§ What you need to do:
A faithful copy of the data is the goal; set it down exactly, without the images.

(Records from a data source)
⁂

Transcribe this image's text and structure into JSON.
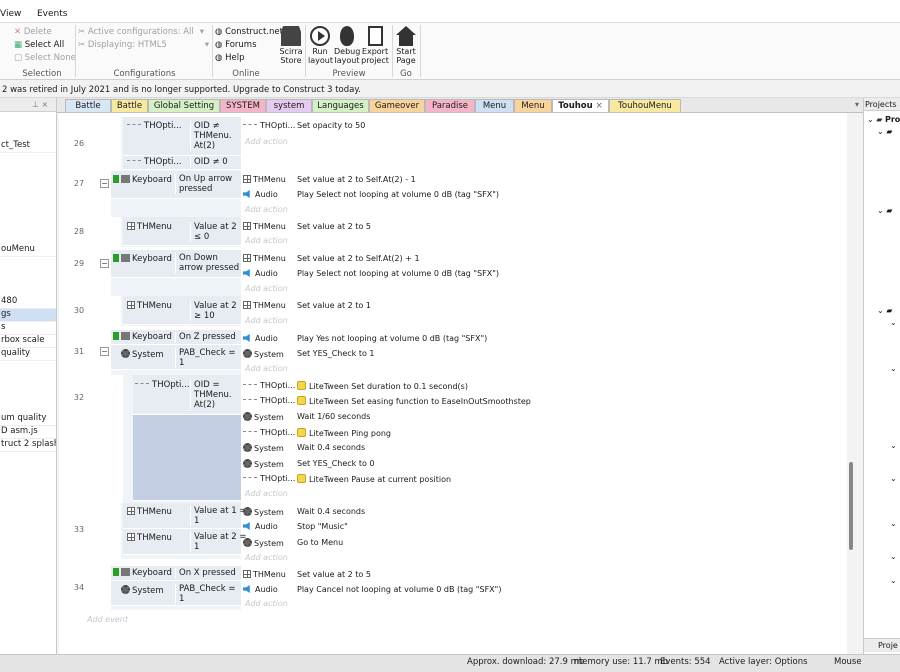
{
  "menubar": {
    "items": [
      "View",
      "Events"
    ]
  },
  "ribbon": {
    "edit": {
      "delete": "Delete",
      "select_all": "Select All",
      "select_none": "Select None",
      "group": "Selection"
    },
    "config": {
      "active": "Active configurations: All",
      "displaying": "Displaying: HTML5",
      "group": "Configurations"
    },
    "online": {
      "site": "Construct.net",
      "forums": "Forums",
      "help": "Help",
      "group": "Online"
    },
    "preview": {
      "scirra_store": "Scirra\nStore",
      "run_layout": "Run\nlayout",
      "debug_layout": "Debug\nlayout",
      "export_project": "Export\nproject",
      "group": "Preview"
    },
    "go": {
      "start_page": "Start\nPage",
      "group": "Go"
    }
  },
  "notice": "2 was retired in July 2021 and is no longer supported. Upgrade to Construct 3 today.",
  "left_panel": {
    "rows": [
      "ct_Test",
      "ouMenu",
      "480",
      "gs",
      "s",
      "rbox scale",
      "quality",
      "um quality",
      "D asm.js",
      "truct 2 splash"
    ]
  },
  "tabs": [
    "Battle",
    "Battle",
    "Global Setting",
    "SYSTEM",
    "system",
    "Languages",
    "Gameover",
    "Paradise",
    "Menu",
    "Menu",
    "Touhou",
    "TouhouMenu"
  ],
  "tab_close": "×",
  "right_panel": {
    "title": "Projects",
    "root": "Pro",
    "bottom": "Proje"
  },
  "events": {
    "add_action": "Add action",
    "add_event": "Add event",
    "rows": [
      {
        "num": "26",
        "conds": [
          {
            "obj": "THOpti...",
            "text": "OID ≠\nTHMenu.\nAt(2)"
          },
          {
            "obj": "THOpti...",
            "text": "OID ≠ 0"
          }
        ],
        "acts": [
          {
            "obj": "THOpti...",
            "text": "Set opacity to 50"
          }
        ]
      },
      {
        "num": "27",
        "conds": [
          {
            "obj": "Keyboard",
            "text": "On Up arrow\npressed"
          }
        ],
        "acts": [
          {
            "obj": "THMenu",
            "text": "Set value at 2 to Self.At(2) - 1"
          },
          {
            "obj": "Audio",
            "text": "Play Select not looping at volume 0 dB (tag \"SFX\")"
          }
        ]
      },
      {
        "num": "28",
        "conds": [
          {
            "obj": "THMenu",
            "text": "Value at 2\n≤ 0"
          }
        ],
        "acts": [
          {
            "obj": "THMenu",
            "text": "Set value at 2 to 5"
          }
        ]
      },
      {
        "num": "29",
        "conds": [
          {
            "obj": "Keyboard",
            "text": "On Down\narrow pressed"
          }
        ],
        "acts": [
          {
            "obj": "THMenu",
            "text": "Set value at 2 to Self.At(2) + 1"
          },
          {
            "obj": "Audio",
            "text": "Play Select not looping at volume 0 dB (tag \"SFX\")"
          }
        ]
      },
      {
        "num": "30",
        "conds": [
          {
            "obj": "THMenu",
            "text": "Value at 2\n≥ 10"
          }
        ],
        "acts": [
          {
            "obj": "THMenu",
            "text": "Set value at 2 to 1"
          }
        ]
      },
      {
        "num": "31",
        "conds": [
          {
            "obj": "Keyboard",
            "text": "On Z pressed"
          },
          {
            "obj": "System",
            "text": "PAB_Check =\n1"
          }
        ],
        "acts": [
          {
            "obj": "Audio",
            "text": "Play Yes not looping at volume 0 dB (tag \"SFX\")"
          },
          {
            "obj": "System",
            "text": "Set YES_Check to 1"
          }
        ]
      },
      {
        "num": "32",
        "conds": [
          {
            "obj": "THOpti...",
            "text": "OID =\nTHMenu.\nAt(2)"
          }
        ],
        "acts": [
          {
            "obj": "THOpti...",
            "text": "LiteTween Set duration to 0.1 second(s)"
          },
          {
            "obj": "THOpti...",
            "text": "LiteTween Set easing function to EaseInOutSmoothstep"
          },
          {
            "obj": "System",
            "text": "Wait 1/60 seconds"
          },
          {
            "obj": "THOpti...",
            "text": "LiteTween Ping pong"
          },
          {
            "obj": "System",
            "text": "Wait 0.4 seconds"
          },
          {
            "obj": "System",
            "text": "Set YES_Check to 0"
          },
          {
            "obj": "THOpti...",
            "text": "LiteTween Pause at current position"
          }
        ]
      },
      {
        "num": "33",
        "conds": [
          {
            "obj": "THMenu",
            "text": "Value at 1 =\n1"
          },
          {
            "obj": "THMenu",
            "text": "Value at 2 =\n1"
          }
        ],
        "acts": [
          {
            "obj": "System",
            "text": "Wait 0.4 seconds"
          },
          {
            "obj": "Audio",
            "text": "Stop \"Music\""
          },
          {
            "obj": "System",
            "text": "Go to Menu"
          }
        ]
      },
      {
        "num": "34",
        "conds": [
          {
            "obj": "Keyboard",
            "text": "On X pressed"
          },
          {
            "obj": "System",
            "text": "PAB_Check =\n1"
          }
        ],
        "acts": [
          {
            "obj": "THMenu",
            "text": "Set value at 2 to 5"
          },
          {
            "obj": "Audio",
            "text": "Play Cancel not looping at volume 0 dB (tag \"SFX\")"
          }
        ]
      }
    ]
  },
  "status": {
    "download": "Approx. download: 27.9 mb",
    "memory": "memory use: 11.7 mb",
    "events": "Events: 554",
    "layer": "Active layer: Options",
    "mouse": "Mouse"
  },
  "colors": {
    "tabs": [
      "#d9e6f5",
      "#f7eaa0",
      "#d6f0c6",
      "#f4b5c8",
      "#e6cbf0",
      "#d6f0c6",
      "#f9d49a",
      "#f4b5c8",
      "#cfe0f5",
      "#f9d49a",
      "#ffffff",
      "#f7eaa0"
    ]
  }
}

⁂

§ Completed task:
Transcribe this image's text and structure into JSON.
{
  "menubar": {
    "items": [
      "View",
      "Events"
    ]
  },
  "ribbon": {
    "edit": {
      "delete": "Delete",
      "select_all": "Select All",
      "select_none": "Select None",
      "group": "Selection"
    },
    "config": {
      "active": "Active configurations: All",
      "displaying": "Displaying: HTML5",
      "group": "Configurations"
    },
    "online": {
      "site": "Construct.net",
      "forums": "Forums",
      "help": "Help",
      "group": "Online"
    },
    "preview": {
      "scirra_store": "Scirra\nStore",
      "run_layout": "Run\nlayout",
      "debug_layout": "Debug\nlayout",
      "export_project": "Export\nproject",
      "group": "Preview"
    },
    "go": {
      "start_page": "Start\nPage",
      "group": "Go"
    }
  },
  "notice": "2 was retired in July 2021 and is no longer supported. Upgrade to Construct 3 today.",
  "left_panel": {
    "rows": [
      "ct_Test",
      "ouMenu",
      "480",
      "gs",
      "s",
      "rbox scale",
      "quality",
      "um quality",
      "D asm.js",
      "truct 2 splash"
    ]
  },
  "tabs": [
    "Battle",
    "Battle",
    "Global Setting",
    "SYSTEM",
    "system",
    "Languages",
    "Gameover",
    "Paradise",
    "Menu",
    "Menu",
    "Touhou",
    "TouhouMenu"
  ],
  "tab_close": "×",
  "right_panel": {
    "title": "Projects",
    "root": "Pro",
    "bottom": "Proje"
  },
  "events": {
    "add_action": "Add action",
    "add_event": "Add event",
    "rows": [
      {
        "num": "26",
        "conds": [
          {
            "obj": "THOpti...",
            "text": "OID ≠\nTHMenu.\nAt(2)"
          },
          {
            "obj": "THOpti...",
            "text": "OID ≠ 0"
          }
        ],
        "acts": [
          {
            "obj": "THOpti...",
            "text": "Set opacity to 50"
          }
        ]
      },
      {
        "num": "27",
        "conds": [
          {
            "obj": "Keyboard",
            "text": "On Up arrow\npressed"
          }
        ],
        "acts": [
          {
            "obj": "THMenu",
            "text": "Set value at 2 to Self.At(2) - 1"
          },
          {
            "obj": "Audio",
            "text": "Play Select not looping at volume 0 dB (tag \"SFX\")"
          }
        ]
      },
      {
        "num": "28",
        "conds": [
          {
            "obj": "THMenu",
            "text": "Value at 2\n≤ 0"
          }
        ],
        "acts": [
          {
            "obj": "THMenu",
            "text": "Set value at 2 to 5"
          }
        ]
      },
      {
        "num": "29",
        "conds": [
          {
            "obj": "Keyboard",
            "text": "On Down\narrow pressed"
          }
        ],
        "acts": [
          {
            "obj": "THMenu",
            "text": "Set value at 2 to Self.At(2) + 1"
          },
          {
            "obj": "Audio",
            "text": "Play Select not looping at volume 0 dB (tag \"SFX\")"
          }
        ]
      },
      {
        "num": "30",
        "conds": [
          {
            "obj": "THMenu",
            "text": "Value at 2\n≥ 10"
          }
        ],
        "acts": [
          {
            "obj": "THMenu",
            "text": "Set value at 2 to 1"
          }
        ]
      },
      {
        "num": "31",
        "conds": [
          {
            "obj": "Keyboard",
            "text": "On Z pressed"
          },
          {
            "obj": "System",
            "text": "PAB_Check =\n1"
          }
        ],
        "acts": [
          {
            "obj": "Audio",
            "text": "Play Yes not looping at volume 0 dB (tag \"SFX\")"
          },
          {
            "obj": "System",
            "text": "Set YES_Check to 1"
          }
        ]
      },
      {
        "num": "32",
        "conds": [
          {
            "obj": "THOpti...",
            "text": "OID =\nTHMenu.\nAt(2)"
          }
        ],
        "acts": [
          {
            "obj": "THOpti...",
            "text": "LiteTween Set duration to 0.1 second(s)"
          },
          {
            "obj": "THOpti...",
            "text": "LiteTween Set easing function to EaseInOutSmoothstep"
          },
          {
            "obj": "System",
            "text": "Wait 1/60 seconds"
          },
          {
            "obj": "THOpti...",
            "text": "LiteTween Ping pong"
          },
          {
            "obj": "System",
            "text": "Wait 0.4 seconds"
          },
          {
            "obj": "System",
            "text": "Set YES_Check to 0"
          },
          {
            "obj": "THOpti...",
            "text": "LiteTween Pause at current position"
          }
        ]
      },
      {
        "num": "33",
        "conds": [
          {
            "obj": "THMenu",
            "text": "Value at 1 =\n1"
          },
          {
            "obj": "THMenu",
            "text": "Value at 2 =\n1"
          }
        ],
        "acts": [
          {
            "obj": "System",
            "text": "Wait 0.4 seconds"
          },
          {
            "obj": "Audio",
            "text": "Stop \"Music\""
          },
          {
            "obj": "System",
            "text": "Go to Menu"
          }
        ]
      },
      {
        "num": "34",
        "conds": [
          {
            "obj": "Keyboard",
            "text": "On X pressed"
          },
          {
            "obj": "System",
            "text": "PAB_Check =\n1"
          }
        ],
        "acts": [
          {
            "obj": "THMenu",
            "text": "Set value at 2 to 5"
          },
          {
            "obj": "Audio",
            "text": "Play Cancel not looping at volume 0 dB (tag \"SFX\")"
          }
        ]
      }
    ]
  },
  "status": {
    "download": "Approx. download: 27.9 mb",
    "memory": "memory use: 11.7 mb",
    "events": "Events: 554",
    "layer": "Active layer: Options",
    "mouse": "Mouse"
  },
  "colors": {
    "tabs": [
      "#d9e6f5",
      "#f7eaa0",
      "#d6f0c6",
      "#f4b5c8",
      "#e6cbf0",
      "#d6f0c6",
      "#f9d49a",
      "#f4b5c8",
      "#cfe0f5",
      "#f9d49a",
      "#ffffff",
      "#f7eaa0"
    ]
  }
}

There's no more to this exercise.